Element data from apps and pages
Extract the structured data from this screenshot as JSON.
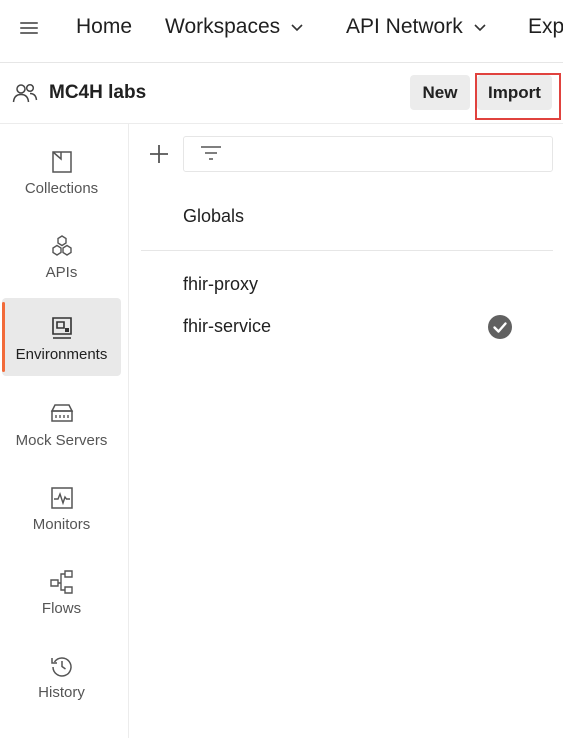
{
  "topnav": {
    "items": [
      {
        "label": "Home",
        "dropdown": false
      },
      {
        "label": "Workspaces",
        "dropdown": true
      },
      {
        "label": "API Network",
        "dropdown": true
      },
      {
        "label": "Exp",
        "dropdown": false
      }
    ]
  },
  "workspace": {
    "name": "MC4H labs",
    "new_label": "New",
    "import_label": "Import"
  },
  "sidebar": {
    "items": [
      {
        "label": "Collections",
        "icon": "collections-icon",
        "active": false
      },
      {
        "label": "APIs",
        "icon": "apis-icon",
        "active": false
      },
      {
        "label": "Environments",
        "icon": "environments-icon",
        "active": true
      },
      {
        "label": "Mock Servers",
        "icon": "mock-servers-icon",
        "active": false
      },
      {
        "label": "Monitors",
        "icon": "monitors-icon",
        "active": false
      },
      {
        "label": "Flows",
        "icon": "flows-icon",
        "active": false
      },
      {
        "label": "History",
        "icon": "history-icon",
        "active": false
      }
    ]
  },
  "environments": {
    "globals_label": "Globals",
    "items": [
      {
        "name": "fhir-proxy",
        "active": false
      },
      {
        "name": "fhir-service",
        "active": true
      }
    ]
  },
  "colors": {
    "accent": "#f26b3a",
    "highlight_border": "#e0423e",
    "active_bg": "#e9e9e9"
  }
}
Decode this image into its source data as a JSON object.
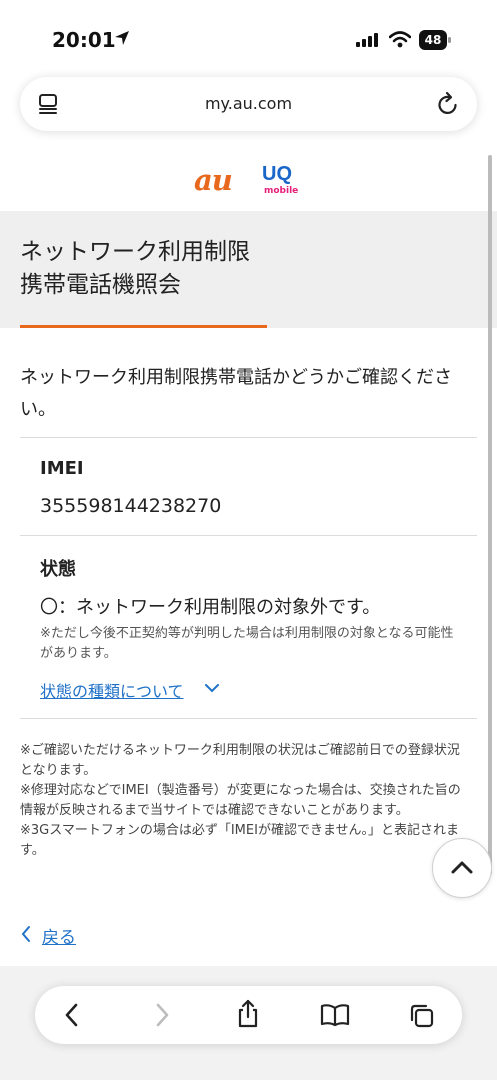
{
  "status_bar": {
    "time": "20:01",
    "battery": "48"
  },
  "browser": {
    "url": "my.au.com"
  },
  "logos": {
    "au": "au",
    "uq": "UQ",
    "uq_sub": "mobile"
  },
  "page": {
    "title_line1": "ネットワーク利用制限",
    "title_line2": "携帯電話機照会",
    "intro": "ネットワーク利用制限携帯電話かどうかご確認ください。",
    "imei_label": "IMEI",
    "imei_value": "355598144238270",
    "status_label": "状態",
    "status_value": "〇：ネットワーク利用制限の対象外です。",
    "status_note": "※ただし今後不正契約等が判明した場合は利用制限の対象となる可能性があります。",
    "types_link": "状態の種類について",
    "notes": [
      "※ご確認いただけるネットワーク利用制限の状況はご確認前日での登録状況となります。",
      "※修理対応などでIMEI（製造番号）が変更になった場合は、交換された旨の情報が反映されるまで当サイトでは確認できないことがあります。",
      "※3Gスマートフォンの場合は必ず「IMEIが確認できません。」と表記されます。"
    ],
    "back_label": "戻る"
  },
  "colors": {
    "accent_orange": "#e8691e",
    "link_blue": "#1f72c8",
    "uq_blue": "#1a66c9",
    "uq_pink": "#e6207a"
  },
  "icons": {
    "status": [
      "location-arrow-icon",
      "signal-icon",
      "wifi-icon",
      "battery-icon"
    ],
    "browser": [
      "tabs-icon",
      "reload-icon"
    ],
    "toolbar": [
      "back-icon",
      "forward-icon",
      "share-icon",
      "bookmarks-icon",
      "tabs-overview-icon"
    ],
    "page": [
      "chevron-down-icon",
      "scroll-top-icon",
      "back-chevron-icon"
    ]
  }
}
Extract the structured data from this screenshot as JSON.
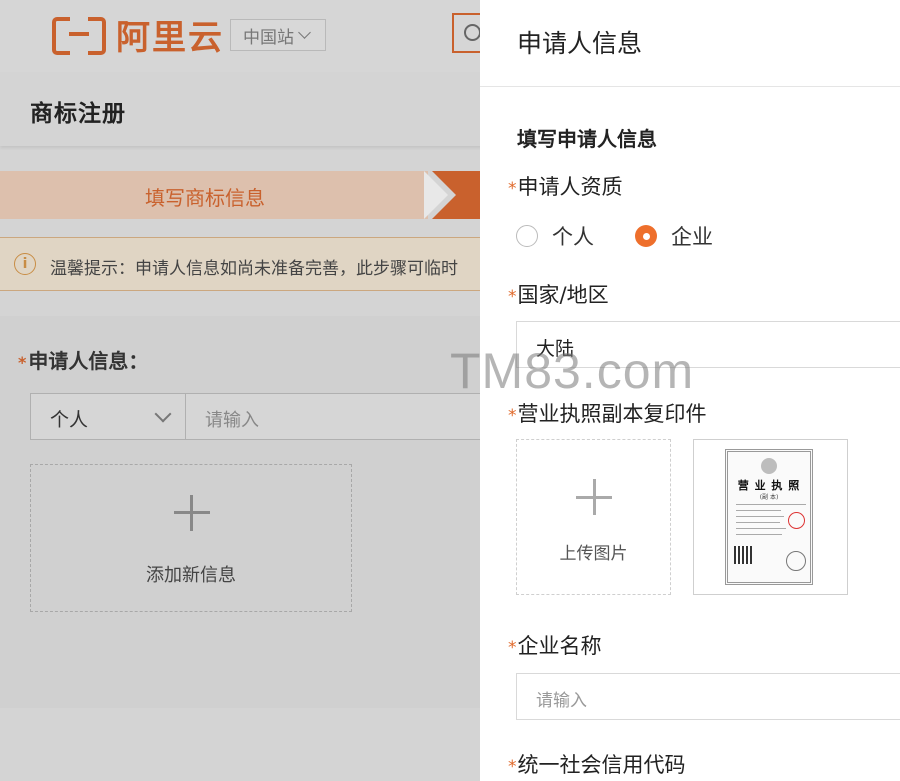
{
  "header": {
    "logo_text": "阿里云",
    "site_selector": "中国站"
  },
  "page": {
    "title": "商标注册",
    "step_active": "填写商标信息",
    "tip": "温馨提示：申请人信息如尚未准备完善，此步骤可临时",
    "applicant_label": "申请人信息：",
    "type_value": "个人",
    "name_placeholder": "请输入",
    "add_new_label": "添加新信息"
  },
  "drawer": {
    "title": "申请人信息",
    "section_title": "填写申请人信息",
    "qualification_label": "申请人资质",
    "radio_personal": "个人",
    "radio_enterprise": "企业",
    "radio_selected": "企业",
    "region_label": "国家/地区",
    "region_value": "大陆",
    "license_label": "营业执照副本复印件",
    "upload_label": "上传图片",
    "sample_license_title": "营 业 执 照",
    "sample_license_sub": "(副 本)",
    "company_name_label": "企业名称",
    "company_name_placeholder": "请输入",
    "credit_code_label": "统一社会信用代码"
  },
  "watermark": "TM83.com",
  "colors": {
    "accent": "#ee6f2c",
    "brand_dimmed": "#c9612d",
    "overlay_bg": "#d4d4d4"
  }
}
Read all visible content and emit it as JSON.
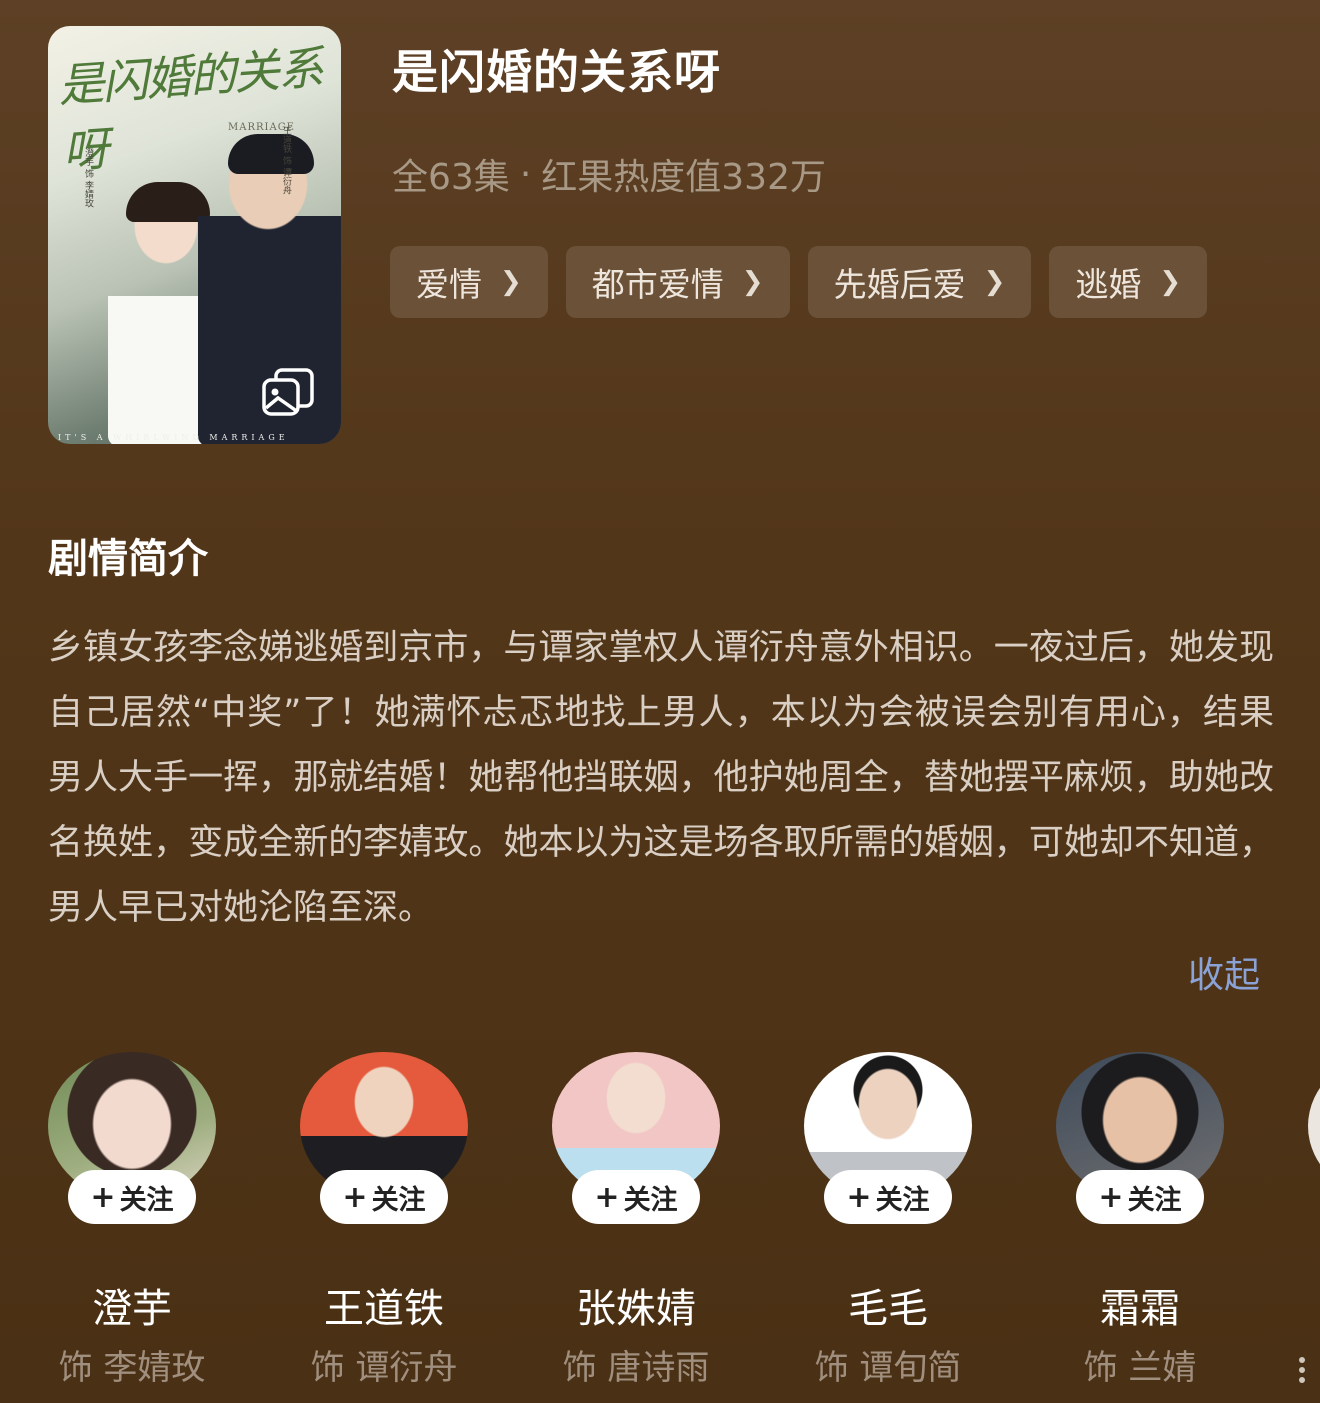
{
  "poster": {
    "calligraphy_title": "是闪婚的关系呀",
    "brand": "MARRIAGE",
    "credit_left": "澄芋 饰 李婧玫",
    "credit_right": "王道铁 饰 谭衍舟",
    "footer": "IT'S A WHIRLWIND MARRIAGE"
  },
  "drama": {
    "title": "是闪婚的关系呀",
    "episodes": "全63集",
    "separator": "·",
    "heat": "红果热度值332万"
  },
  "tags": [
    {
      "label": "爱情"
    },
    {
      "label": "都市爱情"
    },
    {
      "label": "先婚后爱"
    },
    {
      "label": "逃婚"
    }
  ],
  "synopsis": {
    "heading": "剧情简介",
    "text": "乡镇女孩李念娣逃婚到京市，与谭家掌权人谭衍舟意外相识。一夜过后，她发现自己居然“中奖”了！她满怀忐忑地找上男人，本以为会被误会别有用心，结果男人大手一挥，那就结婚！她帮他挡联姻，他护她周全，替她摆平麻烦，助她改名换姓，变成全新的李婧玫。她本以为这是场各取所需的婚姻，可她却不知道，男人早已对她沦陷至深。",
    "collapse_label": "收起"
  },
  "follow_label": "关注",
  "cast": [
    {
      "name": "澄芋",
      "role": "饰 李婧玫"
    },
    {
      "name": "王道铁",
      "role": "饰 谭衍舟"
    },
    {
      "name": "张姝婧",
      "role": "饰 唐诗雨"
    },
    {
      "name": "毛毛",
      "role": "饰 谭旬简"
    },
    {
      "name": "霜霜",
      "role": "饰 兰婧"
    }
  ],
  "icons": {
    "gallery": "gallery-icon",
    "chevron": "chevron-right-icon",
    "plus": "plus-icon"
  },
  "colors": {
    "background": "#523619",
    "tag_bg": "#6a5138",
    "link": "#8aa2d6",
    "muted": "#a89886"
  }
}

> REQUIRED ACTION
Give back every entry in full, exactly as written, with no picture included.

> SOLUTION TO THIS PROBLEM
Extract the structured data from this screenshot as JSON.
{
  "topnav": {
    "items": [
      {
        "label": "Home",
        "dropdown": false
      },
      {
        "label": "Workspaces",
        "dropdown": true
      },
      {
        "label": "API Network",
        "dropdown": true
      },
      {
        "label": "Exp",
        "dropdown": false
      }
    ]
  },
  "workspace": {
    "name": "MC4H labs",
    "new_label": "New",
    "import_label": "Import"
  },
  "sidebar": {
    "items": [
      {
        "label": "Collections",
        "icon": "collections-icon",
        "active": false
      },
      {
        "label": "APIs",
        "icon": "apis-icon",
        "active": false
      },
      {
        "label": "Environments",
        "icon": "environments-icon",
        "active": true
      },
      {
        "label": "Mock Servers",
        "icon": "mock-servers-icon",
        "active": false
      },
      {
        "label": "Monitors",
        "icon": "monitors-icon",
        "active": false
      },
      {
        "label": "Flows",
        "icon": "flows-icon",
        "active": false
      },
      {
        "label": "History",
        "icon": "history-icon",
        "active": false
      }
    ]
  },
  "environments": {
    "globals_label": "Globals",
    "items": [
      {
        "name": "fhir-proxy",
        "active": false
      },
      {
        "name": "fhir-service",
        "active": true
      }
    ]
  },
  "colors": {
    "accent": "#f26b3a",
    "highlight_border": "#e0423e",
    "active_bg": "#e9e9e9"
  }
}
Decode this image into its source data as a JSON object.
{
  "status_bar": {
    "time": "20:01",
    "battery": "48"
  },
  "browser": {
    "url": "my.au.com"
  },
  "logos": {
    "au": "au",
    "uq": "UQ",
    "uq_sub": "mobile"
  },
  "page": {
    "title_line1": "ネットワーク利用制限",
    "title_line2": "携帯電話機照会",
    "intro": "ネットワーク利用制限携帯電話かどうかご確認ください。",
    "imei_label": "IMEI",
    "imei_value": "355598144238270",
    "status_label": "状態",
    "status_value": "〇：ネットワーク利用制限の対象外です。",
    "status_note": "※ただし今後不正契約等が判明した場合は利用制限の対象となる可能性があります。",
    "types_link": "状態の種類について",
    "notes": [
      "※ご確認いただけるネットワーク利用制限の状況はご確認前日での登録状況となります。",
      "※修理対応などでIMEI（製造番号）が変更になった場合は、交換された旨の情報が反映されるまで当サイトでは確認できないことがあります。",
      "※3Gスマートフォンの場合は必ず「IMEIが確認できません。」と表記されます。"
    ],
    "back_label": "戻る"
  },
  "colors": {
    "accent_orange": "#e8691e",
    "link_blue": "#1f72c8",
    "uq_blue": "#1a66c9",
    "uq_pink": "#e6207a"
  },
  "icons": {
    "status": [
      "location-arrow-icon",
      "signal-icon",
      "wifi-icon",
      "battery-icon"
    ],
    "browser": [
      "tabs-icon",
      "reload-icon"
    ],
    "toolbar": [
      "back-icon",
      "forward-icon",
      "share-icon",
      "bookmarks-icon",
      "tabs-overview-icon"
    ],
    "page": [
      "chevron-down-icon",
      "scroll-top-icon",
      "back-chevron-icon"
    ]
  }
}
Extract the structured data from this screenshot as JSON.
{
  "header": {
    "logo_text": "阿里云",
    "site_selector": "中国站"
  },
  "page": {
    "title": "商标注册",
    "step_active": "填写商标信息",
    "tip": "温馨提示：申请人信息如尚未准备完善，此步骤可临时",
    "applicant_label": "申请人信息：",
    "type_value": "个人",
    "name_placeholder": "请输入",
    "add_new_label": "添加新信息"
  },
  "drawer": {
    "title": "申请人信息",
    "section_title": "填写申请人信息",
    "qualification_label": "申请人资质",
    "radio_personal": "个人",
    "radio_enterprise": "企业",
    "radio_selected": "企业",
    "region_label": "国家/地区",
    "region_value": "大陆",
    "license_label": "营业执照副本复印件",
    "upload_label": "上传图片",
    "sample_license_title": "营 业 执 照",
    "sample_license_sub": "(副 本)",
    "company_name_label": "企业名称",
    "company_name_placeholder": "请输入",
    "credit_code_label": "统一社会信用代码"
  },
  "watermark": "TM83.com",
  "colors": {
    "accent": "#ee6f2c",
    "brand_dimmed": "#c9612d",
    "overlay_bg": "#d4d4d4"
  }
}
Read all visible content and emit it as JSON.
{
  "poster": {
    "calligraphy_title": "是闪婚的关系呀",
    "brand": "MARRIAGE",
    "credit_left": "澄芋 饰 李婧玫",
    "credit_right": "王道铁 饰 谭衍舟",
    "footer": "IT'S A WHIRLWIND MARRIAGE"
  },
  "drama": {
    "title": "是闪婚的关系呀",
    "episodes": "全63集",
    "separator": "·",
    "heat": "红果热度值332万"
  },
  "tags": [
    {
      "label": "爱情"
    },
    {
      "label": "都市爱情"
    },
    {
      "label": "先婚后爱"
    },
    {
      "label": "逃婚"
    }
  ],
  "synopsis": {
    "heading": "剧情简介",
    "text": "乡镇女孩李念娣逃婚到京市，与谭家掌权人谭衍舟意外相识。一夜过后，她发现自己居然“中奖”了！她满怀忐忑地找上男人，本以为会被误会别有用心，结果男人大手一挥，那就结婚！她帮他挡联姻，他护她周全，替她摆平麻烦，助她改名换姓，变成全新的李婧玫。她本以为这是场各取所需的婚姻，可她却不知道，男人早已对她沦陷至深。",
    "collapse_label": "收起"
  },
  "follow_label": "关注",
  "cast": [
    {
      "name": "澄芋",
      "role": "饰 李婧玫"
    },
    {
      "name": "王道铁",
      "role": "饰 谭衍舟"
    },
    {
      "name": "张姝婧",
      "role": "饰 唐诗雨"
    },
    {
      "name": "毛毛",
      "role": "饰 谭旬简"
    },
    {
      "name": "霜霜",
      "role": "饰 兰婧"
    }
  ],
  "icons": {
    "gallery": "gallery-icon",
    "chevron": "chevron-right-icon",
    "plus": "plus-icon"
  },
  "colors": {
    "background": "#523619",
    "tag_bg": "#6a5138",
    "link": "#8aa2d6",
    "muted": "#a89886"
  }
}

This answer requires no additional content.